→ **DATASET CONTENT**
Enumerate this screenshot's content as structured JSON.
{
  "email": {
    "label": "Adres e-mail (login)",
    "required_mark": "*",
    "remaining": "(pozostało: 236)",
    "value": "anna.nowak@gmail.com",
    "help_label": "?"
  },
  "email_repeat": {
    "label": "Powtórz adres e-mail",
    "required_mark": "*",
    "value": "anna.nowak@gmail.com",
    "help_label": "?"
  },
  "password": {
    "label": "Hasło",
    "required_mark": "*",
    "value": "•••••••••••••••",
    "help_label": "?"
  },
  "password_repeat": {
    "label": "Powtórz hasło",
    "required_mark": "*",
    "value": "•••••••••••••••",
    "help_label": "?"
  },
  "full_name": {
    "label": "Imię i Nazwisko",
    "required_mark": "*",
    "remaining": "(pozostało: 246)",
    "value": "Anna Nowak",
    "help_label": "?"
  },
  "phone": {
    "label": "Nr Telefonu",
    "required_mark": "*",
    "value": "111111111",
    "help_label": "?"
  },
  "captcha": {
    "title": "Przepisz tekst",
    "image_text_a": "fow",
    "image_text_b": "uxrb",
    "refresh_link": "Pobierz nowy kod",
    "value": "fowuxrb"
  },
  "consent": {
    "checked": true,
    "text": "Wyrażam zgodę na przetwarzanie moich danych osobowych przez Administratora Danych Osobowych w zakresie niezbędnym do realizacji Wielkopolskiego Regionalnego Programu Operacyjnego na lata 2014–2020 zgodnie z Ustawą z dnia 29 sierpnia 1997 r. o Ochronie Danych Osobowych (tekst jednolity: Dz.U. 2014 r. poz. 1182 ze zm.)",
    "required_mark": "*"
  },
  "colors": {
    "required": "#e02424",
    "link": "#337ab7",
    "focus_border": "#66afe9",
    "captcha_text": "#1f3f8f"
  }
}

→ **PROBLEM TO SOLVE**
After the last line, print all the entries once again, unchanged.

→ **RESULT**
Enumerate this screenshot's content as structured JSON.
{
  "email": {
    "label": "Adres e-mail (login)",
    "required_mark": "*",
    "remaining": "(pozostało: 236)",
    "value": "anna.nowak@gmail.com",
    "help_label": "?"
  },
  "email_repeat": {
    "label": "Powtórz adres e-mail",
    "required_mark": "*",
    "value": "anna.nowak@gmail.com",
    "help_label": "?"
  },
  "password": {
    "label": "Hasło",
    "required_mark": "*",
    "value": "•••••••••••••••",
    "help_label": "?"
  },
  "password_repeat": {
    "label": "Powtórz hasło",
    "required_mark": "*",
    "value": "•••••••••••••••",
    "help_label": "?"
  },
  "full_name": {
    "label": "Imię i Nazwisko",
    "required_mark": "*",
    "remaining": "(pozostało: 246)",
    "value": "Anna Nowak",
    "help_label": "?"
  },
  "phone": {
    "label": "Nr Telefonu",
    "required_mark": "*",
    "value": "111111111",
    "help_label": "?"
  },
  "captcha": {
    "title": "Przepisz tekst",
    "image_text_a": "fow",
    "image_text_b": "uxrb",
    "refresh_link": "Pobierz nowy kod",
    "value": "fowuxrb"
  },
  "consent": {
    "checked": true,
    "text": "Wyrażam zgodę na przetwarzanie moich danych osobowych przez Administratora Danych Osobowych w zakresie niezbędnym do realizacji Wielkopolskiego Regionalnego Programu Operacyjnego na lata 2014–2020 zgodnie z Ustawą z dnia 29 sierpnia 1997 r. o Ochronie Danych Osobowych (tekst jednolity: Dz.U. 2014 r. poz. 1182 ze zm.)",
    "required_mark": "*"
  },
  "colors": {
    "required": "#e02424",
    "link": "#337ab7",
    "focus_border": "#66afe9",
    "captcha_text": "#1f3f8f"
  }
}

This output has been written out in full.